EXERCISE: Print the data below exactly as it stands, and keep the pictures out.

TASK DATA Block Start

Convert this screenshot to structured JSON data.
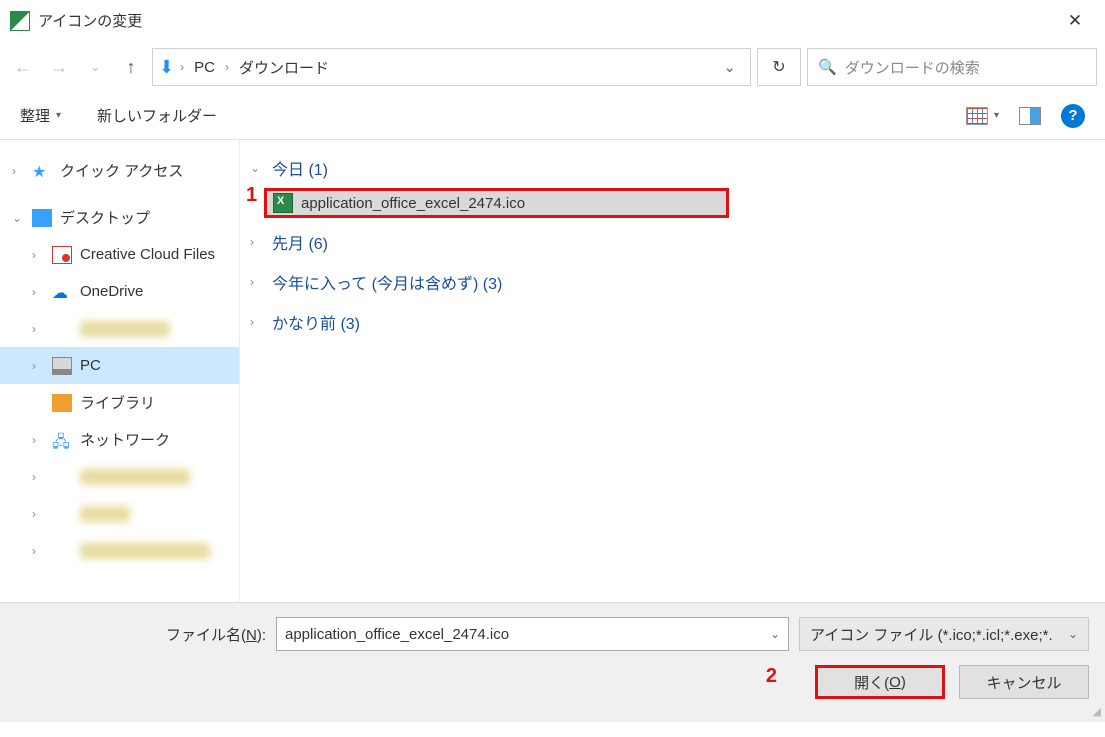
{
  "title": "アイコンの変更",
  "breadcrumb": {
    "items": [
      "PC",
      "ダウンロード"
    ]
  },
  "search": {
    "placeholder": "ダウンロードの検索"
  },
  "toolbar": {
    "organize": "整理",
    "newfolder": "新しいフォルダー"
  },
  "sidebar": {
    "quickaccess": "クイック アクセス",
    "desktop": "デスクトップ",
    "cc": "Creative Cloud Files",
    "onedrive": "OneDrive",
    "pc": "PC",
    "libraries": "ライブラリ",
    "network": "ネットワーク"
  },
  "groups": {
    "today": "今日 (1)",
    "lastmonth": "先月 (6)",
    "thisyear": "今年に入って (今月は含めず) (3)",
    "older": "かなり前 (3)"
  },
  "file": {
    "name": "application_office_excel_2474.ico"
  },
  "annotations": {
    "one": "1",
    "two": "2"
  },
  "footer": {
    "label_pre": "ファイル名(",
    "label_u": "N",
    "label_post": "):",
    "filename": "application_office_excel_2474.ico",
    "filetype": "アイコン ファイル (*.ico;*.icl;*.exe;*.",
    "open_pre": "開く(",
    "open_u": "O",
    "open_post": ")",
    "cancel": "キャンセル"
  }
}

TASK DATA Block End

YOUR SOLUTION:
Convert this screenshot to structured JSON data.
{
  "title": "アイコンの変更",
  "breadcrumb": {
    "items": [
      "PC",
      "ダウンロード"
    ]
  },
  "search": {
    "placeholder": "ダウンロードの検索"
  },
  "toolbar": {
    "organize": "整理",
    "newfolder": "新しいフォルダー"
  },
  "sidebar": {
    "quickaccess": "クイック アクセス",
    "desktop": "デスクトップ",
    "cc": "Creative Cloud Files",
    "onedrive": "OneDrive",
    "pc": "PC",
    "libraries": "ライブラリ",
    "network": "ネットワーク"
  },
  "groups": {
    "today": "今日 (1)",
    "lastmonth": "先月 (6)",
    "thisyear": "今年に入って (今月は含めず) (3)",
    "older": "かなり前 (3)"
  },
  "file": {
    "name": "application_office_excel_2474.ico"
  },
  "annotations": {
    "one": "1",
    "two": "2"
  },
  "footer": {
    "label_pre": "ファイル名(",
    "label_u": "N",
    "label_post": "):",
    "filename": "application_office_excel_2474.ico",
    "filetype": "アイコン ファイル (*.ico;*.icl;*.exe;*.",
    "open_pre": "開く(",
    "open_u": "O",
    "open_post": ")",
    "cancel": "キャンセル"
  }
}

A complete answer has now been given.